Located in Le Flore County, Panama is on State Highway 59, approximately nine miles north of Poteau, the county seat. The community began as a mining settlement called Red Town, because all the mining shacks were painted red. The mine was located near Buck Creek, on the south side of the present town. In 1890 there was a population of about one hundred residents.
In 1896 the Kansas City, Pittsburg and Gulf Railroad (acquired by the Kansas City Southern Railway in 1900) built tracks through the region. The first store was built in 1902 by Frank Carter, who also operated a gin. Other businesses sprang up, creating a town. In 1903-04 the Midland Valley Railroad built an east-west line, and the community moved to the junction of the two railroads. The Post Office Department established the first post office January 14, 1898, with John D. Yandell as postmaster. The order was rescinded February 23, 1898, and then reestablished February 21, 1899. Historian George Shirk and others have claimed that the name was inspired by the building of the Panama Canal in Central America, but the town of Panama had its name by 1898, and the Isthmus of Panama was not chosen as the canal's location until 1902, with construction beginning in 1906.

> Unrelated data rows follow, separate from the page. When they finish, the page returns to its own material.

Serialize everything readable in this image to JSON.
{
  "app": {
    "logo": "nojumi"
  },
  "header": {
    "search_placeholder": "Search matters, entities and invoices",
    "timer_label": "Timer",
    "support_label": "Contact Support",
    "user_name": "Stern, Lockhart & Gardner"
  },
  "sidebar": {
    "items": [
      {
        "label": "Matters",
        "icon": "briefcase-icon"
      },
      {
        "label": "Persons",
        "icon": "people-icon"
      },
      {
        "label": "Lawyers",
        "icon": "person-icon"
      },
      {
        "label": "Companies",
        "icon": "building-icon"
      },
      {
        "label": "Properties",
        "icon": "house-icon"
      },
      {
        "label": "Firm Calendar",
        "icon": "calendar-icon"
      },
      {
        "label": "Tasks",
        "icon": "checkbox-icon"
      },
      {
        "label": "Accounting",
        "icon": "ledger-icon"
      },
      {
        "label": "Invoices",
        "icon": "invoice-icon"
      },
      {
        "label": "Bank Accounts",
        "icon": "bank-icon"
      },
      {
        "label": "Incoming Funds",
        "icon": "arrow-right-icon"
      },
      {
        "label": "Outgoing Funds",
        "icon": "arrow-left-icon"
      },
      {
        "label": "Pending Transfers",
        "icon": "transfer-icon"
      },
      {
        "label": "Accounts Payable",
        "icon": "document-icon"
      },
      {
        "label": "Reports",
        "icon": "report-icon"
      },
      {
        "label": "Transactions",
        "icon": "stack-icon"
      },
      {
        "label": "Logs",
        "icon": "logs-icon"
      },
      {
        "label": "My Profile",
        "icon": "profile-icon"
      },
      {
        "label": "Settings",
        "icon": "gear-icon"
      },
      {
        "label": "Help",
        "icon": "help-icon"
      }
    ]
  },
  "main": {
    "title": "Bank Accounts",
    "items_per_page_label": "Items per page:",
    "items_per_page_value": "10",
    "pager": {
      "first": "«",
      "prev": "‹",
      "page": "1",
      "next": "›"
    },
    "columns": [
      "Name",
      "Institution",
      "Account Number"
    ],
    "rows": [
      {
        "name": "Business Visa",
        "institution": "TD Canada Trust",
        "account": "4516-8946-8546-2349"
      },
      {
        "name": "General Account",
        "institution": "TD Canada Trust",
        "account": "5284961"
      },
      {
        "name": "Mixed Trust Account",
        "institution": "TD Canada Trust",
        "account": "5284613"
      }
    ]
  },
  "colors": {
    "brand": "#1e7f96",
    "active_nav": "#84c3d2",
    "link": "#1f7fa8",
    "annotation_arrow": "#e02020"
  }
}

Panama soon developed all of the amenities of a small railroad town. The first school was a subscription school established in 1903 under a brush arbor. The 1900 population stood near 150 and by 1910 climbed to 310. In 1898 the Ozark Coal and Mining Company established itself at Panama, and by 1905 the operation annually produced 10,391 tons of coal. In 1911 the town had a bank, a hotel, a cotton compress, and all of the businesses and services offered in a burgeoning town. Local newspapers included the Free Will Baptist Banner and the Panama Canal. By 1918 the community supported four general stores and two grocers. Panama's 1930 population was 754, still mainly supported by mining.
The area around Panama had a varied economy. In 1937 a creosote plant opened, providing jobs during the next several decades as the coal mines closed one by one. As mining declined, farming and ranching expanded. The 1940 population stood at 880, climbing to 1,027 in 1950. In 1970 the U.S. Census reported 1,121 residents. In the last decades of the twentieth century the town's economy began to decline, and in 1977 the Panama Coal Company, which engaged in strip mining, declared bankruptcy. In 1991 the AES Corporation established the Shady Point AES power plant north of town, helping revive the area's finances. On Panama's outskirts, the Skullyville County Jail, built after the Civil War and used until 1907 statehood, is listed in the National Register of Historic Places (NR 80004286). The 2000 population stood at 1,362. Public school enrollment in kindergarten through high school consisted of 705 students.
BIBLIOGRAPHY: Daily Oklahoman (Oklahoma City), 28 September 1932 and 4 October 1959. Arlene LeMaster, Eastern Oklahoma Indians and Pioneers: Choctaw Nation, Indian Territory (Poteau, Okla.: Family Heritage Resources, 1994). Henry L. Peck, The Proud Heritage of LeFlore County: A History of an Oklahoma County (Van Buren, Ark.: Press Argus, 1963). Frederick Lynne Ryan, The Rehabilitation of Oklahoma Coal Mining Communities (Norman: University of Oklahoma Press, 1935).
© Oklahoma Historical Society